ECU Field Journal: Africa

Marie's Blog from Lambaréné, Gabon<-- back

Albert Schweitzer Fellow
July 25, 2008

After finishing the proverbial drinking-out-of-a-fire-hydrant, third year of medical school, I am about to embark on a long-awaited journey to work at the Albert Schweitzer Hospital or Hopital d’Albert Schweitzer in Lambaréné, Gabon, where I will live and work for the next three months. Where is Gabon, you ask? It is considered a part of central Africa, and is bordered by Congo, Cameroon, and the Atlantic Ocean. Why this hospital? The Albert Schweitzer Hospital is the product of the vision and dedication of Dr. Albert Schweitzer. Long story short, Dr. Schweitzer was a renaissance man of sorts, who answered a call for help. He literally became a physician for the sole purpose of helping the people of Africa. After falling in love with the region of Lambaréné and people therein, he literally built a hospital out of a chicken coop and began practicing medicine. Even after more than 90 years, including periods of political unrest and war, his hospital lives on and cares for the people of Gabon.

I learned about the Lambaréné Schweitzer Fellowship from Benjamin Gilmer, the first Schweitzer Fellow from the Brody School of Medicine at East Carolina University. He gave a presentation on his work and experiences there, and his stories inspired me to apply. The fact that it came about because of Dr. Schweitzer, whom I had learned about years before, really excited me. When I was 17, I spent a year in France as an International Rotary exchange student. I came to know of Dr. Schweitzer during a visit to Gunsbach, France, his hometown in the region of Alsace. At this time in my life, I already knew that I wanted to become a physician, so I was especially interested in seeing his pictures and hearing the stories of Africa and his hospital from our tour guide. Before leaving Gunsbach, I sat beneath his statue, thinking how wonderful it would be to realize such dreams as he had—helping so many.
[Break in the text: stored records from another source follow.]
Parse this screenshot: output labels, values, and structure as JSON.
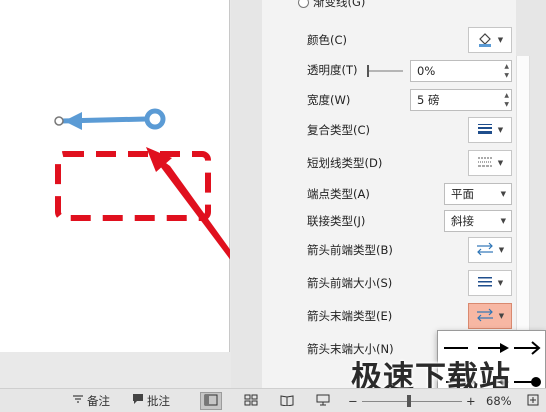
{
  "pane": {
    "gradient_line_label": "渐变线(G)",
    "color_label": "颜色(C)",
    "transparency_label": "透明度(T)",
    "transparency_value": "0%",
    "width_label": "宽度(W)",
    "width_value": "5 磅",
    "compound_type_label": "复合类型(C)",
    "dash_type_label": "短划线类型(D)",
    "cap_type_label": "端点类型(A)",
    "cap_type_value": "平面",
    "join_type_label": "联接类型(J)",
    "join_type_value": "斜接",
    "begin_arrow_type_label": "箭头前端类型(B)",
    "begin_arrow_size_label": "箭头前端大小(S)",
    "end_arrow_type_label": "箭头末端类型(E)",
    "end_arrow_size_label": "箭头末端大小(N)"
  },
  "statusbar": {
    "notes_label": "备注",
    "comments_label": "批注",
    "zoom_minus": "−",
    "zoom_plus": "+",
    "zoom_value": "68%"
  },
  "watermark": "极速下载站",
  "colors": {
    "accent_blue": "#5b9bd5",
    "annotation_red": "#e0101e",
    "active_button": "#f7b7a3"
  }
}
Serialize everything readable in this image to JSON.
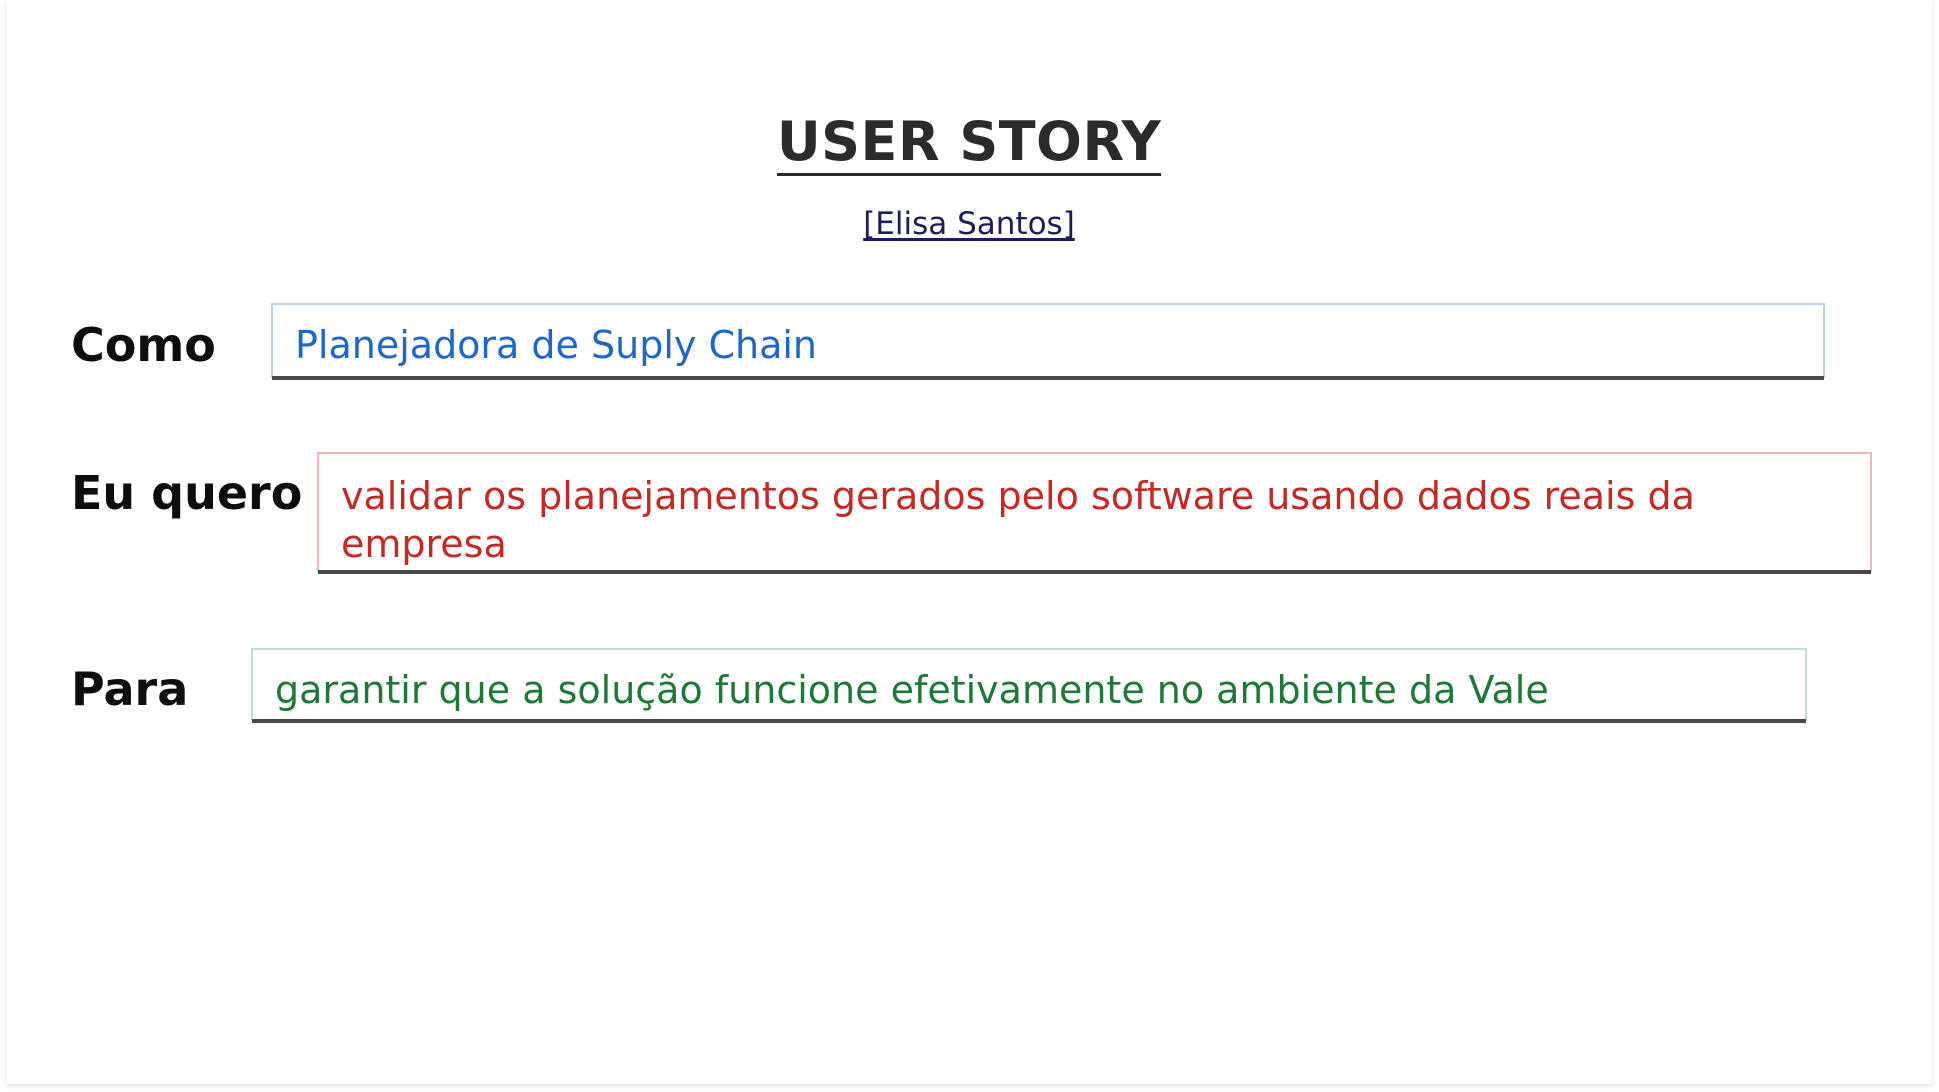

Having grown up in a small town on the water in North Carolina, I imagine that I share some similarities with the people of Lambaréné. It too is on the water, bordering the Oogué River, and most of the population depends on the water for both work and daily living just as my hometown did. I am looking forward to seeing how they live, what they must endure, and what diseases confront them in this setting. I want to learn what health care means to them, what the physician-patient relationship is like, and how it compares to our own. Living in eastern North Carolina, I have learned much about rural medicine and the disparities therein. How does this compare to Gabon, where I understand people come from hundreds of miles away to be seen in Lambaréné? With so many questions, I am eager to learn, to explore, and to serve the Gabonese people. I know that I will bring Gabon back to North Carolina with me, sharing not only the knowledge and experience in their community and health care, but sharing Dr. Schweitzer’s “Reverence for Life” and what passion it brings to others.